Part of the appeal of The Real Marigold Hotel right from the very first episode was how the dynamic of the group developed, beyond simply learning to adapt to life in the relevant country. Jan Leeming found such a thing quite daunting in the opening series and there were a number of others in subsequent series who seemed less comfortable in their new ‘family.’ However, back in the 2010, the BBC had already conducted its own social experiment for seniors in the rarely remembered one-off The Young Ones.
With The Young Ones, the approach to the aging stars was rather more focussed on their mindset and was as much a mental experiment as it was physical. The theory behind it was to discover whether when placed in surroundings from their heyday, down to décor, entertainment and clothing, a happier and younger mindset could have benefits that transferred to their physical wellbeing.
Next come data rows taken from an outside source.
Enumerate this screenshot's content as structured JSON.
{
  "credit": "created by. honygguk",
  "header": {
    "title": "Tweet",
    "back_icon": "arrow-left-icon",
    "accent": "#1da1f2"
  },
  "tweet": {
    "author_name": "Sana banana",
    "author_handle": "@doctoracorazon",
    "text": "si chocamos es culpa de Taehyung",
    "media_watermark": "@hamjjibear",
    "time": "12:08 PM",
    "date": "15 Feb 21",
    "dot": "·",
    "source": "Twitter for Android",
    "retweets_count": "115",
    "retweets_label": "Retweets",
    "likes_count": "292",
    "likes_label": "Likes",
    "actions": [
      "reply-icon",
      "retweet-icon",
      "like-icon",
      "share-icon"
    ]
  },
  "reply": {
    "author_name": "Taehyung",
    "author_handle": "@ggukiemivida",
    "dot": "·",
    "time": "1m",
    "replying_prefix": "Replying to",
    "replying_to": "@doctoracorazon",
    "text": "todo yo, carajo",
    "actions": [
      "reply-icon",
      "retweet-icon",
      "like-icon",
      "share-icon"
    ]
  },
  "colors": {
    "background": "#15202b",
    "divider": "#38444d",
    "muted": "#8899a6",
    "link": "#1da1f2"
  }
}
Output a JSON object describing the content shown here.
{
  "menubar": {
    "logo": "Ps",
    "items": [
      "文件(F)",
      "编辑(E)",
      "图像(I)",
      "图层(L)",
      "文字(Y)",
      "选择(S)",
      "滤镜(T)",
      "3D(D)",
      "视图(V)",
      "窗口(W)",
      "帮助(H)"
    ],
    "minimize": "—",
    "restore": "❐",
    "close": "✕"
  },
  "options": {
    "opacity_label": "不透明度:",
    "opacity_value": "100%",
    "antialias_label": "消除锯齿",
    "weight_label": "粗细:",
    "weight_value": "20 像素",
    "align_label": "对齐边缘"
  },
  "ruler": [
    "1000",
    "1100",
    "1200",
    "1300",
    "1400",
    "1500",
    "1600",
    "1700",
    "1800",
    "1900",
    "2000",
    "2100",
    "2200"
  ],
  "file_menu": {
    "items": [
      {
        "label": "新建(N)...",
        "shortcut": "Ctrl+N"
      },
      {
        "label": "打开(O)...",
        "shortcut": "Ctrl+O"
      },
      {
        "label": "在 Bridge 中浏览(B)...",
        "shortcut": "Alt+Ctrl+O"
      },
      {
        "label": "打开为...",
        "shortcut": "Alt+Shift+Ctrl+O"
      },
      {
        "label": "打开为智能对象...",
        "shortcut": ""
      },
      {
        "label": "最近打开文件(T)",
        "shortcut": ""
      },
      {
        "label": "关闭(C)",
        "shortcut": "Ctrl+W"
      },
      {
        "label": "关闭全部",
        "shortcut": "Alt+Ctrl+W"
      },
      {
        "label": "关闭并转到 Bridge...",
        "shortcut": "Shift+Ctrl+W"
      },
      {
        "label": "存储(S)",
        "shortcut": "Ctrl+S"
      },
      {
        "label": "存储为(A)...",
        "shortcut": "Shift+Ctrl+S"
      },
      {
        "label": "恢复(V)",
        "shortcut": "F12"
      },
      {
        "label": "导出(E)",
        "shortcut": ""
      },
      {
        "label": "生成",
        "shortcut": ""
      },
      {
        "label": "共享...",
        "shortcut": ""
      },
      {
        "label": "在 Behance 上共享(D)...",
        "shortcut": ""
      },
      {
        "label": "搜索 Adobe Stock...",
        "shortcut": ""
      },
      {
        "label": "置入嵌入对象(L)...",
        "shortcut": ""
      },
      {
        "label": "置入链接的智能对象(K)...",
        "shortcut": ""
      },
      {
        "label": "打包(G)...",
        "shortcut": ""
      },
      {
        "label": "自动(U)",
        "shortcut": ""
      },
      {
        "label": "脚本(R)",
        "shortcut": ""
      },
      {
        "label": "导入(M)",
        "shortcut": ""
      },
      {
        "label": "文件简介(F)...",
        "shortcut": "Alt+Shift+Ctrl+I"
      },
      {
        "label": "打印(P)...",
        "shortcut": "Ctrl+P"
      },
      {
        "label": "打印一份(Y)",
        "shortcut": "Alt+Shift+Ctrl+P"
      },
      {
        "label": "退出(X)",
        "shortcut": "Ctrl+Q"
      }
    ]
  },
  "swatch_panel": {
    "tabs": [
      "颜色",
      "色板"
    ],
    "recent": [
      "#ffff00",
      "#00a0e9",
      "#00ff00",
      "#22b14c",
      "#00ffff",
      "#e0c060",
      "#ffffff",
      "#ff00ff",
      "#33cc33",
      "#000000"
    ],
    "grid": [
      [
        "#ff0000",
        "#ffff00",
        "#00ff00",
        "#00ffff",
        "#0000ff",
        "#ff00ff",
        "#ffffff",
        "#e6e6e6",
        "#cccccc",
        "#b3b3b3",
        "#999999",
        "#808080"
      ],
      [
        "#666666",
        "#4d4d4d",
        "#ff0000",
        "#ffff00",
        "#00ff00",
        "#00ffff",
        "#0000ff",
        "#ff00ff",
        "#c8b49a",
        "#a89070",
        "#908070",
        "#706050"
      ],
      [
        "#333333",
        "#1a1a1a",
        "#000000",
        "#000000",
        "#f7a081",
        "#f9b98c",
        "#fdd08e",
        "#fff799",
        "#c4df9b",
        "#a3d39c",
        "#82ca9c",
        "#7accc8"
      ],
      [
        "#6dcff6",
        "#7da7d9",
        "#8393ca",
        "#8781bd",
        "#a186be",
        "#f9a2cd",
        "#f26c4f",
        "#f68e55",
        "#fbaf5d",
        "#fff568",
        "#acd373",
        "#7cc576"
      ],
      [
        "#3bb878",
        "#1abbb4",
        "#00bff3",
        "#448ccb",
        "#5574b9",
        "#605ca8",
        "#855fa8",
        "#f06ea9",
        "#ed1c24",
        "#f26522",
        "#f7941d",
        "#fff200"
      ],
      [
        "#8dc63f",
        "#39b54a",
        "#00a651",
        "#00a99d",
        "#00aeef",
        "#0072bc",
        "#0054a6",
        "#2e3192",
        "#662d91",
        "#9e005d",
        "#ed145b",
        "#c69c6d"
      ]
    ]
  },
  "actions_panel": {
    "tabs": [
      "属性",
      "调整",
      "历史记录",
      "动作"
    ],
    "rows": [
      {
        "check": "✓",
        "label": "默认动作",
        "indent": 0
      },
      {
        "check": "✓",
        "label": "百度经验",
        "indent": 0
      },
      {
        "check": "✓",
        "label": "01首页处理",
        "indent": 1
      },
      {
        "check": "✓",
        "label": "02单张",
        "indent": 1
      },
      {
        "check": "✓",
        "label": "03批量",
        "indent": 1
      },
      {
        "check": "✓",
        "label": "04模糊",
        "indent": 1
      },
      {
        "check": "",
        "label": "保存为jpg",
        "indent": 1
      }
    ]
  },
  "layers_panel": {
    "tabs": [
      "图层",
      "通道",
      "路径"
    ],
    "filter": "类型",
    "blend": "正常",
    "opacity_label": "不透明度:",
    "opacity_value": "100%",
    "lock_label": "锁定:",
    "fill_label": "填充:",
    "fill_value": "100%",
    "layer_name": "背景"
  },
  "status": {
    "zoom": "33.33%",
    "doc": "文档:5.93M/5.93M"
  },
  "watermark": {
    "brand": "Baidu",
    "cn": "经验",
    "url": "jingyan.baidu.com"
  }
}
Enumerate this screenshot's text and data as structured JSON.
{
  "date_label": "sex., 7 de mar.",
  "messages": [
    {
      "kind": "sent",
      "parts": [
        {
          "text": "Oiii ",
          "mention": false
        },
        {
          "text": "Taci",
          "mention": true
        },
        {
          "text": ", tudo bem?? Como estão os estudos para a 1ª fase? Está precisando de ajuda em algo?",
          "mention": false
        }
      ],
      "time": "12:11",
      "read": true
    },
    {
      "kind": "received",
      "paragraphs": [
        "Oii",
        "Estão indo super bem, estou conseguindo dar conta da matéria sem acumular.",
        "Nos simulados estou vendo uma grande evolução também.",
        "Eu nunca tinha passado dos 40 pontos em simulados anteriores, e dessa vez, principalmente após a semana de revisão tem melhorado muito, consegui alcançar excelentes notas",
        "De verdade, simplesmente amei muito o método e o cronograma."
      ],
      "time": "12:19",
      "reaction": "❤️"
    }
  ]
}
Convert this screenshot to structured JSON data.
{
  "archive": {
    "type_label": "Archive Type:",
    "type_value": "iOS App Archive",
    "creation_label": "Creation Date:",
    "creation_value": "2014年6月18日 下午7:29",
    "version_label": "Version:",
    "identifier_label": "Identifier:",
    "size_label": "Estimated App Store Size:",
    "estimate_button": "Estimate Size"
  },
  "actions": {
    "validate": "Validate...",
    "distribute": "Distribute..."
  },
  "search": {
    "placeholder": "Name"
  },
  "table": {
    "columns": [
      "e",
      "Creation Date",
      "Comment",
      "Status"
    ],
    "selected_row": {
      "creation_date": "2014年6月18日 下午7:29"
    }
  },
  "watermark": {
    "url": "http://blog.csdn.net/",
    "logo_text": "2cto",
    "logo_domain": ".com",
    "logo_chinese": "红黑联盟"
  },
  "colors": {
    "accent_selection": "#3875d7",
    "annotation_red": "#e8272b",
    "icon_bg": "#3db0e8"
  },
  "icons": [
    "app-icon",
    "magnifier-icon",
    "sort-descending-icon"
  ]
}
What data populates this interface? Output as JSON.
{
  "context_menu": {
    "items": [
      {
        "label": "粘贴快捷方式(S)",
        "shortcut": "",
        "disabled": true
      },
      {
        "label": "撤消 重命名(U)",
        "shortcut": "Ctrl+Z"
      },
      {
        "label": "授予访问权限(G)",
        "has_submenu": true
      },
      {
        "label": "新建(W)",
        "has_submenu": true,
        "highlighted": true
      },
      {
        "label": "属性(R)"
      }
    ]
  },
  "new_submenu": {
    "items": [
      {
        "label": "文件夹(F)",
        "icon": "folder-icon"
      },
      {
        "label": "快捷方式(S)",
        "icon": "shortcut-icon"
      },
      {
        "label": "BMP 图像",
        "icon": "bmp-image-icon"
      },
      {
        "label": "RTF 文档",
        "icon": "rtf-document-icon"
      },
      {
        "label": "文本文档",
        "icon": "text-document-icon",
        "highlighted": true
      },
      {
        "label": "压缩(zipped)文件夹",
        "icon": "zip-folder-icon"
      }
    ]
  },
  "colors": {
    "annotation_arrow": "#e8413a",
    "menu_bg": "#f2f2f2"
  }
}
The six celebrities concerned were an eclectic bunch who weren’t just a collection of theatrical luvvies. They were all well-known characters, but the things they had in common were now nothing to do with their line of work. Their connection now was that old age had taken things away from them, and that back in 1975, they had been at the peak of their powers. So it was then that a large country retreat was transformed into a 1970s home, complete with garish furnishings, early television games and familiar brands long since gone.
So who were this collection of characters being used as human lab rats?
From the world of sport, retired cricket umpire Harold ‘Dickie’ Bird was looking to improve his fading memory and perhaps fill the lonely hole that retirement had thrust upon him.
Newspaper mogul Derek Jameson was now somewhat of a recluse, a far cry from the man his wife said had been a human dynamo and who was seen in the 1970s as one of the most powerful people in Britain.
Three of the stars came from the world of showbiz. Actress Sylvia Sims was devoid of all energy, while the wonderful Liz Smith was wheelchair bound after a series of strokes forced retirement upon her. Missing the buzz of people, she now longed simply to be able to independently get about using only one walking stick.
The third showbiz star was Lionel Blair, drafted in after Are You Being Served? star Frank Thornton turned the opportunity down. Blair was a curious choice, very much focussed on the mental rather than physical side of ageing, seemingly not suffering any lack of movement or balance, but pining for an audience to feed off.
Completing the line-up was Kenneth Kendall, the BBC’s first newsreader and long-time face of the BBC News, now pining for the company of dogs, given that his increasing frailty meant he could no longer have their company in his life.
The show was very much an experiment. Dr Michael Mosley, still a frequent face on television health programmes now, was at the helm alongside Ellen Langer, a Harvard Professor who had conducted a similar experiment 30 years previously. The pair watched live video footage of the behaviour and progress of the pensioners as they sought to establish whether they could really think themselves younger.
Each participant had issues. Jameson and Sims struggled to get their luggage upstairs, but the watching doctors refused to intervene and help. They wanted to see if the pair’s belief that they couldn’t complete such a seemingly basic task could actually be overcome – and the doctors were right. It set an interesting precedent as the celebrities railed against their situation, but steadily began to overcome challenges.
The time in the house was geared around making the subjects feel as though they were back in their younger heydays, even down to television programmes, games and food and drink. But the more personal element of the experiment took them down memory lane more than they had bargained for. Amongst the tailored approaches, Blair was taken back to performing on the London Palladium stage, Kendall was tasked with exercising dogs, and Bird was returned to cricket grounds in an emotional effort to stimulate their spirit, with mixed results.
At the start of the mini-series, each of the participants had been given a series of tests to assess their physical and mental capacity and which would be repeated when the experiment was over. Despite a few bumps and personality clashes, it became clear that all were making some level of progress, and when the final scores were in, all scored better in their second round of test scores, none more so than Dickie Bird who was overcome with emotion at his improvements.
Behind the entertaining moments, The Young Ones was a social experiment with a noble purpose – trying to prove that with the right support and stimulus, older people could get back some of the vim and vigour of their youth. It may have presented a bleak impression of old age at the start of the programme, but the personal triumphs and very real improvements in the quality of life for its participants made The Young Ones a delightful and thought-provoking offering – a kind of Celebrity Big Brother for the older generation – but with a far more sincere motivation, and for that matter, far more entertaining.
Published on May 12th, 2023. Written by Brian Slade for Television Heaven.